### [WORK TO COMPLETE]
Look through the entries below and say how many lines contain the string "image". Give the number only.

### [SOURCE MATERIAL]
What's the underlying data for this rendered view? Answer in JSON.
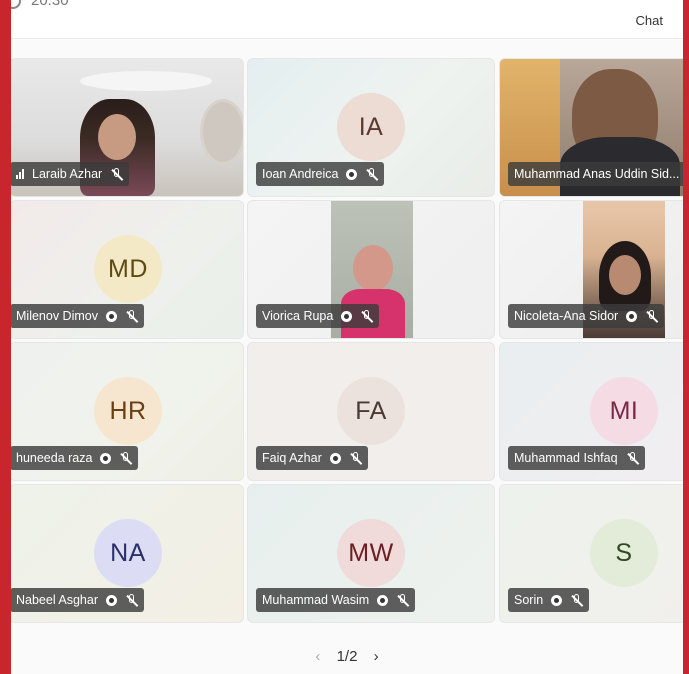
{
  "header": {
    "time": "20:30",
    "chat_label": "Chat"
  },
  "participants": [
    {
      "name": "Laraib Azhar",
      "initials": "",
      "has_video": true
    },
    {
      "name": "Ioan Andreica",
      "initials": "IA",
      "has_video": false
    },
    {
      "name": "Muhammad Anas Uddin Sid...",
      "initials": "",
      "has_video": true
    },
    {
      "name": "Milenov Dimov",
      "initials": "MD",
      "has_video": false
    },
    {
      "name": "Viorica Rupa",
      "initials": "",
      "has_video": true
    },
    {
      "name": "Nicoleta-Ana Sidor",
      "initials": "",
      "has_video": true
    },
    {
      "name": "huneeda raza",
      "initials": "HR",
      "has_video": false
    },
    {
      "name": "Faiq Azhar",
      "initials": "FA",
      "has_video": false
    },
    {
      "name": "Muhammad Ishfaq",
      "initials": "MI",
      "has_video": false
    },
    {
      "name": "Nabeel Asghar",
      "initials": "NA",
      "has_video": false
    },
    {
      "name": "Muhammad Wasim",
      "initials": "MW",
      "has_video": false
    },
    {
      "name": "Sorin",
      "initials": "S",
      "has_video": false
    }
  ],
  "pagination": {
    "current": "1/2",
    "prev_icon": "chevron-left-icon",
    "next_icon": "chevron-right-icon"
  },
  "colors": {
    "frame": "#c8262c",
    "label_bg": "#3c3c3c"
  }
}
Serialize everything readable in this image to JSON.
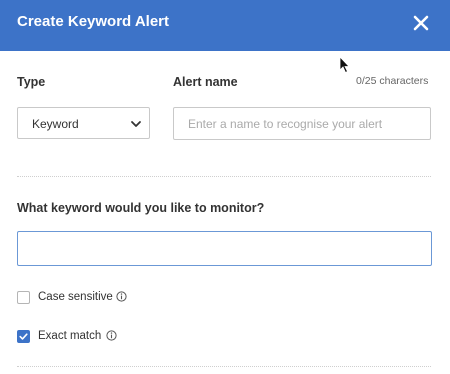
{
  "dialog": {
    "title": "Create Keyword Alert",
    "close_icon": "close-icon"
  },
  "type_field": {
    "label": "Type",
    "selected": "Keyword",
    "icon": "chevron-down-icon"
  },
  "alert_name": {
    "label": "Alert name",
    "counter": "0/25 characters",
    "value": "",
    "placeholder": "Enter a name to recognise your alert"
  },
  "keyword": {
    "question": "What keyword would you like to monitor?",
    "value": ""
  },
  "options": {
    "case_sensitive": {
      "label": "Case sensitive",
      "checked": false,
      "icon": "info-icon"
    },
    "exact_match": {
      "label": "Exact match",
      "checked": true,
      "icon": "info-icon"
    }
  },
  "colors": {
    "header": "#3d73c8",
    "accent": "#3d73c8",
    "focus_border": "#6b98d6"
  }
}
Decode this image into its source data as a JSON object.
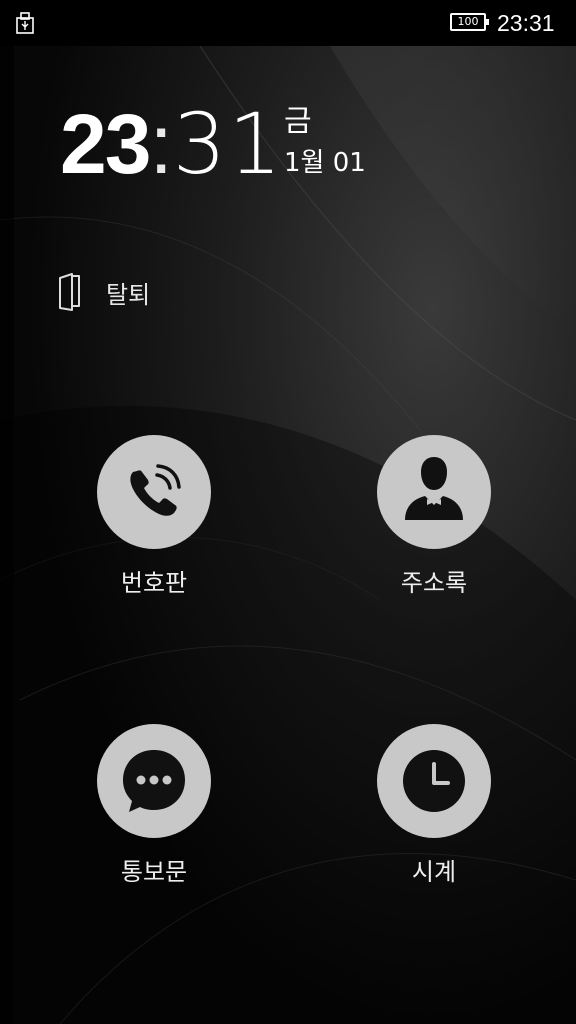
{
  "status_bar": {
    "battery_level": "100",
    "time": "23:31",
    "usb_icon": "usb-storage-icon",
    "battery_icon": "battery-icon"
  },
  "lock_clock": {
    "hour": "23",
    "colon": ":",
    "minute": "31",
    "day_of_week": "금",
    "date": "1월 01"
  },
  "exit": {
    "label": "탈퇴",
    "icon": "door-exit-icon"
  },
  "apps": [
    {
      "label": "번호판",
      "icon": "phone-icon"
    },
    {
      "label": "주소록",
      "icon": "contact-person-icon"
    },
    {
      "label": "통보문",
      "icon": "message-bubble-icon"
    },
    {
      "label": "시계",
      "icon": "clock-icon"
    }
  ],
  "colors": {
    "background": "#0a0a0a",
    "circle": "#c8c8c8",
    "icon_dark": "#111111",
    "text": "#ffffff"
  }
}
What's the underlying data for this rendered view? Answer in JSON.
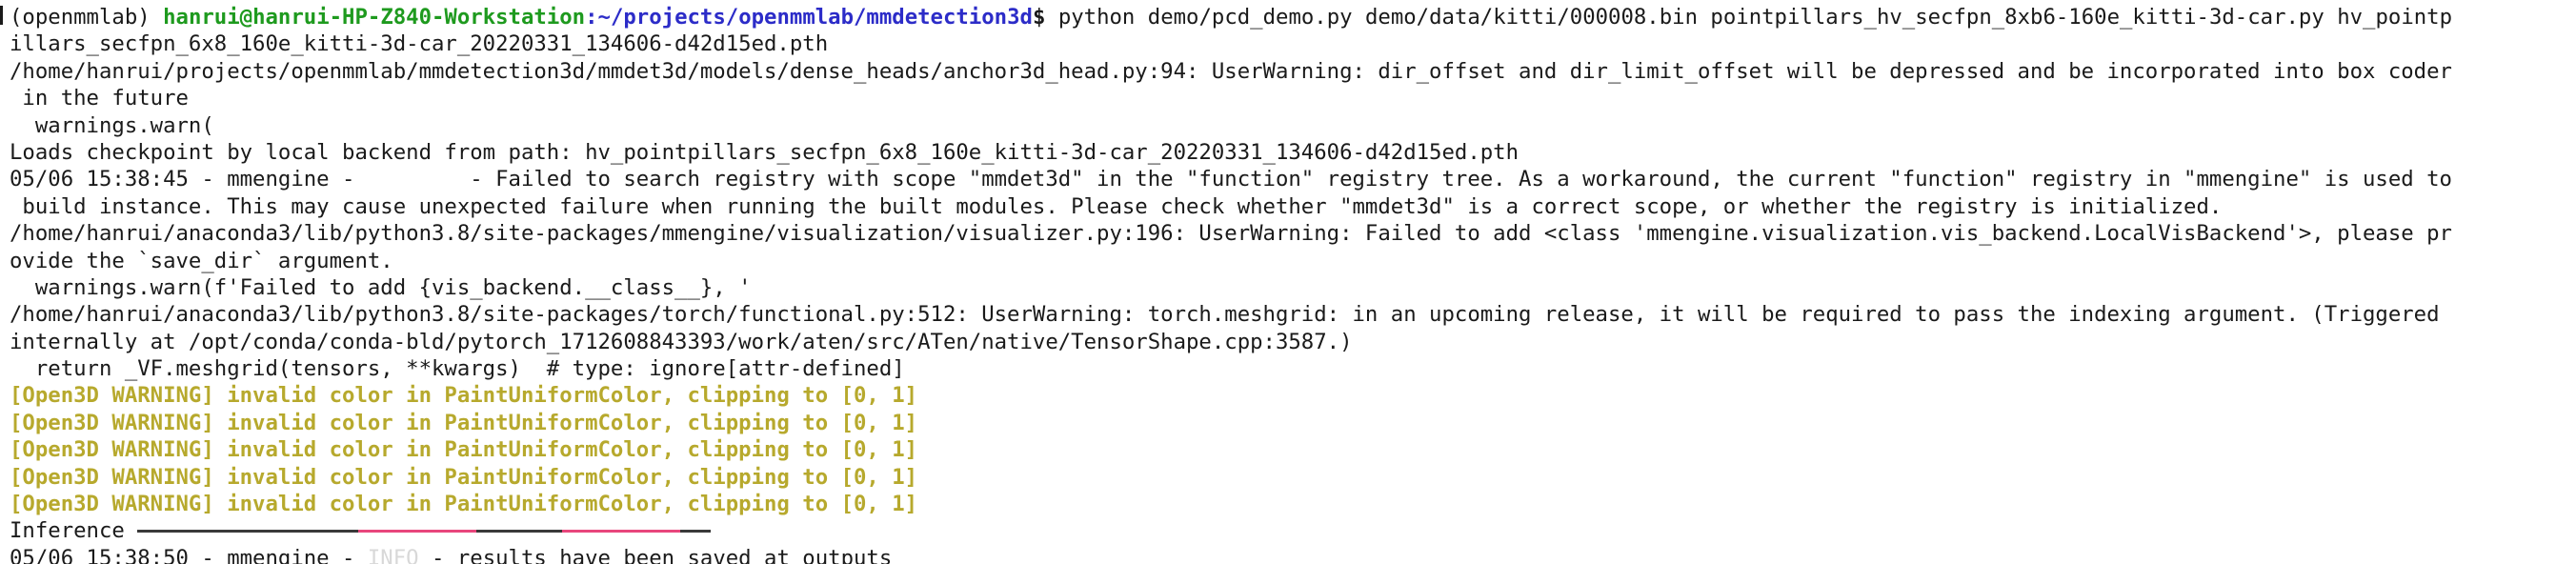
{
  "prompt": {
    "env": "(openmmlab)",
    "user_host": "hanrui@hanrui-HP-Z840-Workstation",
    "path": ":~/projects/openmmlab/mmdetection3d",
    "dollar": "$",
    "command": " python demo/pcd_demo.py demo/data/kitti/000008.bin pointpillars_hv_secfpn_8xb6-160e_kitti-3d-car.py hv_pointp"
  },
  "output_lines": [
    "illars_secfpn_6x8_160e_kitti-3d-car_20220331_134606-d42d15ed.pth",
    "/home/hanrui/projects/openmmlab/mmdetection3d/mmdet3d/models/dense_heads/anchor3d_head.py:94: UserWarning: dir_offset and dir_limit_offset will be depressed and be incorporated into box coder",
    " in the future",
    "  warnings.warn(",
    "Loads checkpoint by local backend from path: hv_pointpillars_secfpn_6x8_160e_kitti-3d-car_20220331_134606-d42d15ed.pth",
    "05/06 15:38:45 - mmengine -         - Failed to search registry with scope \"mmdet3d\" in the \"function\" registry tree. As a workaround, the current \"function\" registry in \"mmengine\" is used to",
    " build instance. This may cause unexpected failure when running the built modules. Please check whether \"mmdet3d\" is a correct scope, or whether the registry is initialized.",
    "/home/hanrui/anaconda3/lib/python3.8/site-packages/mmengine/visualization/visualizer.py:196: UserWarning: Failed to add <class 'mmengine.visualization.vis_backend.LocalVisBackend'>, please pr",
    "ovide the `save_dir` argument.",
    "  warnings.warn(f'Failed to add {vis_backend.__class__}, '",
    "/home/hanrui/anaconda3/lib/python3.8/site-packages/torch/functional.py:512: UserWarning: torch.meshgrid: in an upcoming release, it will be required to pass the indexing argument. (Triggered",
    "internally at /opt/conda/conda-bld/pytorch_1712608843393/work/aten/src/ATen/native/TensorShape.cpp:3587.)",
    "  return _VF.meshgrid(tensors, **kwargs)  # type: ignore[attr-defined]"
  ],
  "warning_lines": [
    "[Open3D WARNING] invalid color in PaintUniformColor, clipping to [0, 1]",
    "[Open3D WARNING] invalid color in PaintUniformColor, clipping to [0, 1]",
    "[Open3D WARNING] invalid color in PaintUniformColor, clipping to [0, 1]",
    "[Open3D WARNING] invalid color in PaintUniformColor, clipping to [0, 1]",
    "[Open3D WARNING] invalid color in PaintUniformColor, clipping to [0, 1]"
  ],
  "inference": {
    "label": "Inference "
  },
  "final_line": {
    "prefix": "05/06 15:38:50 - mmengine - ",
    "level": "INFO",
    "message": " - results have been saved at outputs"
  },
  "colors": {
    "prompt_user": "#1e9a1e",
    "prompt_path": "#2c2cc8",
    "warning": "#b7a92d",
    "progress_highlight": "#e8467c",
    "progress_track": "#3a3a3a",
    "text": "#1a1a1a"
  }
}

### [SOLUTION FOR THIS PROBLEM]
2